On July 1, 2015, the Securities and Exchange Commission proposed rules that would require stock exchanges to adopt listing standards relating to the clawback of incentive-based compensation for certain executive officers where the compensation was based on financial performance for periods requiring an accounting restatement. Listed companies would be required to recover incentive-based compensation in excess of what certain executives would have been entitled to under the restated financials—essentially, any money they would not have received had the accounting been done properly. The proposed rules specifically note that clawback amounts are to be calculated without regard to any taxes paid by the executives. The rules would also require listed companies to file written policies relating to clawbacks with their annual reports and describe any actions taken pursuant to such policies during the subject fiscal year. As proposed, emerging growth companies, smaller reporting companies and foreign private issuers would not be exempt from the rules.

Recovery would be required from any current or former executive officer who received incentive-based compensation during the three fiscal years preceding the date on which the issuer is required to prepare an accounting restatement to correct a material error. The recovery would be required regardless of whether any misconduct occurred or whether an executive officer had responsibility for the error in the financial statements. 

The proposed rules are required by Section 954 of the Dodd-Frank Wall Street Reform and Consumer Protection Act. Once the proposed rules are published in the Federal Register, the SEC will solicit comments for 60 days. The SEC has specifically requested comments on a number of aspects of the proposed rules, including (i) the proposed definition of accounting restatement, (ii) whether certain types of issuers should be exempt from, or treated differently under, the rule and (iii) whether chief legal officers, chief information officers and others should be included as officers subject to the clawback policies.

The rules are not expected to be in place for next year’s annual meeting proxy season.

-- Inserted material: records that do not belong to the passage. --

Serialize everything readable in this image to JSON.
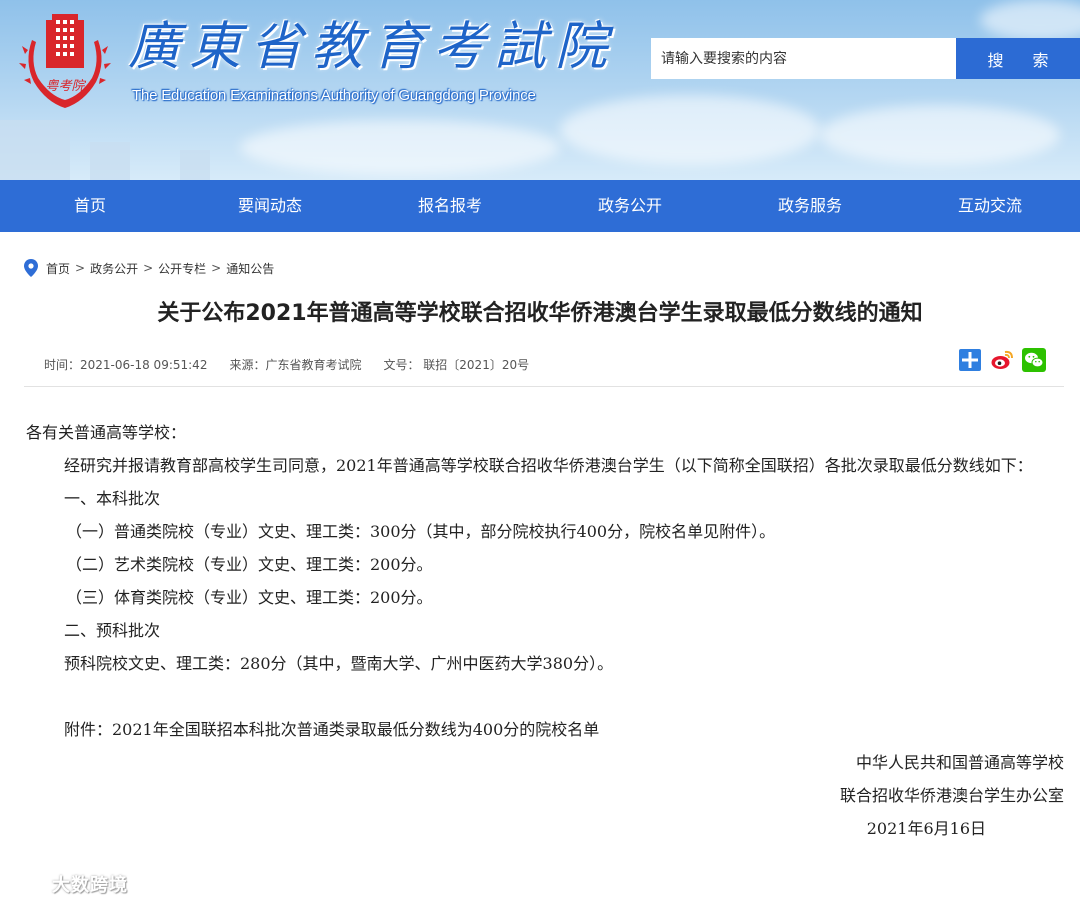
{
  "header": {
    "logo_cn": "廣東省教育考試院",
    "logo_en": "The Education Examinations Authority of Guangdong Province",
    "seal_text": "粤考院",
    "search": {
      "placeholder": "请输入要搜索的内容",
      "button_label": "搜 索"
    }
  },
  "nav": {
    "items": [
      {
        "label": "首页"
      },
      {
        "label": "要闻动态"
      },
      {
        "label": "报名报考"
      },
      {
        "label": "政务公开"
      },
      {
        "label": "政务服务"
      },
      {
        "label": "互动交流"
      }
    ]
  },
  "breadcrumb": {
    "items": [
      {
        "label": "首页"
      },
      {
        "label": "政务公开"
      },
      {
        "label": "公开专栏"
      },
      {
        "label": "通知公告"
      }
    ],
    "separator": ">"
  },
  "article": {
    "title": "关于公布2021年普通高等学校联合招收华侨港澳台学生录取最低分数线的通知",
    "meta": {
      "time": "时间：2021-06-18 09:51:42",
      "source": "来源：广东省教育考试院",
      "doc_no": "文号： 联招〔2021〕20号"
    },
    "share": [
      "share-plus-icon",
      "weibo-icon",
      "wechat-icon"
    ],
    "salutation": "各有关普通高等学校：",
    "intro": "经研究并报请教育部高校学生司同意，2021年普通高等学校联合招收华侨港澳台学生（以下简称全国联招）各批次录取最低分数线如下：",
    "section1_title": "一、本科批次",
    "section1_items": [
      "（一）普通类院校（专业）文史、理工类：300分（其中，部分院校执行400分，院校名单见附件）。",
      "（二）艺术类院校（专业）文史、理工类：200分。",
      "（三）体育类院校（专业）文史、理工类：200分。"
    ],
    "section2_title": "二、预科批次",
    "section2_text": "预科院校文史、理工类：280分（其中，暨南大学、广州中医药大学380分）。",
    "attachment": "附件：2021年全国联招本科批次普通类录取最低分数线为400分的院校名单",
    "signature": [
      "中华人民共和国普通高等学校",
      "联合招收华侨港澳台学生办公室"
    ],
    "date": "2021年6月16日"
  },
  "watermark": {
    "text": "大数跨境"
  },
  "colors": {
    "nav_bg": "#2e6dd6",
    "search_btn": "#2c6bd4",
    "logo_text": "#1e64c8",
    "seal_red": "#d9262b"
  }
}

Nevertheless, we recommend that issuers take this opportunity to review their current executive compensation policies and incentive-based compensation plans to determine how the proposed rules could impact them.

The full text of the proposed rule may be found here.